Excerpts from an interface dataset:
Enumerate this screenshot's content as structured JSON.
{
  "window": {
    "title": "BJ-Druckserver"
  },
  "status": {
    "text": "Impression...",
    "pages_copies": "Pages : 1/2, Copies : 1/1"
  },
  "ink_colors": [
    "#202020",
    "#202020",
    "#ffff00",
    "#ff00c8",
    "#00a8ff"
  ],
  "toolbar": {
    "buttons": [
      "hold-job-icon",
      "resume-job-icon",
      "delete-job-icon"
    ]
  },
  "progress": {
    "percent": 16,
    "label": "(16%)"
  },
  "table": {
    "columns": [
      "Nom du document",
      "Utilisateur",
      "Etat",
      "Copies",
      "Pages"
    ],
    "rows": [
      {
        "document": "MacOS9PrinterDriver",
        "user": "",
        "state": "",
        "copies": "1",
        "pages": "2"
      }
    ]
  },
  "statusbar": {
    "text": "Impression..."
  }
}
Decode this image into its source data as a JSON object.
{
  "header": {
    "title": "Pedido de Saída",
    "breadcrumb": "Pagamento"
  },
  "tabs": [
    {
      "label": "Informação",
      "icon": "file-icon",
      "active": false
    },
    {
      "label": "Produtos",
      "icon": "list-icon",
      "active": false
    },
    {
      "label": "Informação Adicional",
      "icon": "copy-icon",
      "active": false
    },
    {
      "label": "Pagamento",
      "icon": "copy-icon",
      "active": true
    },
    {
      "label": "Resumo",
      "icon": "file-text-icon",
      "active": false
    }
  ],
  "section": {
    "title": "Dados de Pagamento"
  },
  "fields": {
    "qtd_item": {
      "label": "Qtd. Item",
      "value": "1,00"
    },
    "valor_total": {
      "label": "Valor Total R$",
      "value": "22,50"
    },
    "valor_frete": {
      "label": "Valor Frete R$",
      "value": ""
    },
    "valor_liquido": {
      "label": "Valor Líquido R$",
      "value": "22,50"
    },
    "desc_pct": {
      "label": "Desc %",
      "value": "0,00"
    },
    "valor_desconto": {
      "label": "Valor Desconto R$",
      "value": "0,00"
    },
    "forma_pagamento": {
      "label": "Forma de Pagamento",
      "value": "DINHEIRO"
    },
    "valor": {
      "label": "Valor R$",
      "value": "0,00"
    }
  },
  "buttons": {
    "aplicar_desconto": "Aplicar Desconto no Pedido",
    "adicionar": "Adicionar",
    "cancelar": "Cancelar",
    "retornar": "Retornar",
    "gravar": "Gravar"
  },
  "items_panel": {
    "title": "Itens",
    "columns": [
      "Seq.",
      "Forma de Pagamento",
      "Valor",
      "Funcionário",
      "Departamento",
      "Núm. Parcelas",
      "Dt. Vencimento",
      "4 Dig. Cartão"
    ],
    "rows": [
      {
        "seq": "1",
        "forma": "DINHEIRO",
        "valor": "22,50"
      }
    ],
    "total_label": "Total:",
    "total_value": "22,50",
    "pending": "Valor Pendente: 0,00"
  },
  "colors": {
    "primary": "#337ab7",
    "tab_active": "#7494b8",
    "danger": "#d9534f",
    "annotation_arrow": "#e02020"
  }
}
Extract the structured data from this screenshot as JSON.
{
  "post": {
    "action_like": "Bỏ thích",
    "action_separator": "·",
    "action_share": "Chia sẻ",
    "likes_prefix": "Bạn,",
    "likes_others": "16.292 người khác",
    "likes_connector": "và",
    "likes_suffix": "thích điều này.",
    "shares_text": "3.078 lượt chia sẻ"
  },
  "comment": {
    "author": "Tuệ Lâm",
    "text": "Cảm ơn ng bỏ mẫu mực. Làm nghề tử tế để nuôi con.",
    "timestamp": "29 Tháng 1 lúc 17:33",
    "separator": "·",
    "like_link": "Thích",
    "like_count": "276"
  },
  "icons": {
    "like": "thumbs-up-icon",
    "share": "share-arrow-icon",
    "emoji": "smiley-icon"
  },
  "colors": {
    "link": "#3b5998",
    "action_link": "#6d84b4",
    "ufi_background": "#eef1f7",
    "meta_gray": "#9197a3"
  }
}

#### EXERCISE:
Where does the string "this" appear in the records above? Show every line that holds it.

#### RESPONSE AREA:
Enumerate this screenshot's content as structured JSON.
Decode this image into its source data as a JSON object.
Extract the structured data from this screenshot as JSON.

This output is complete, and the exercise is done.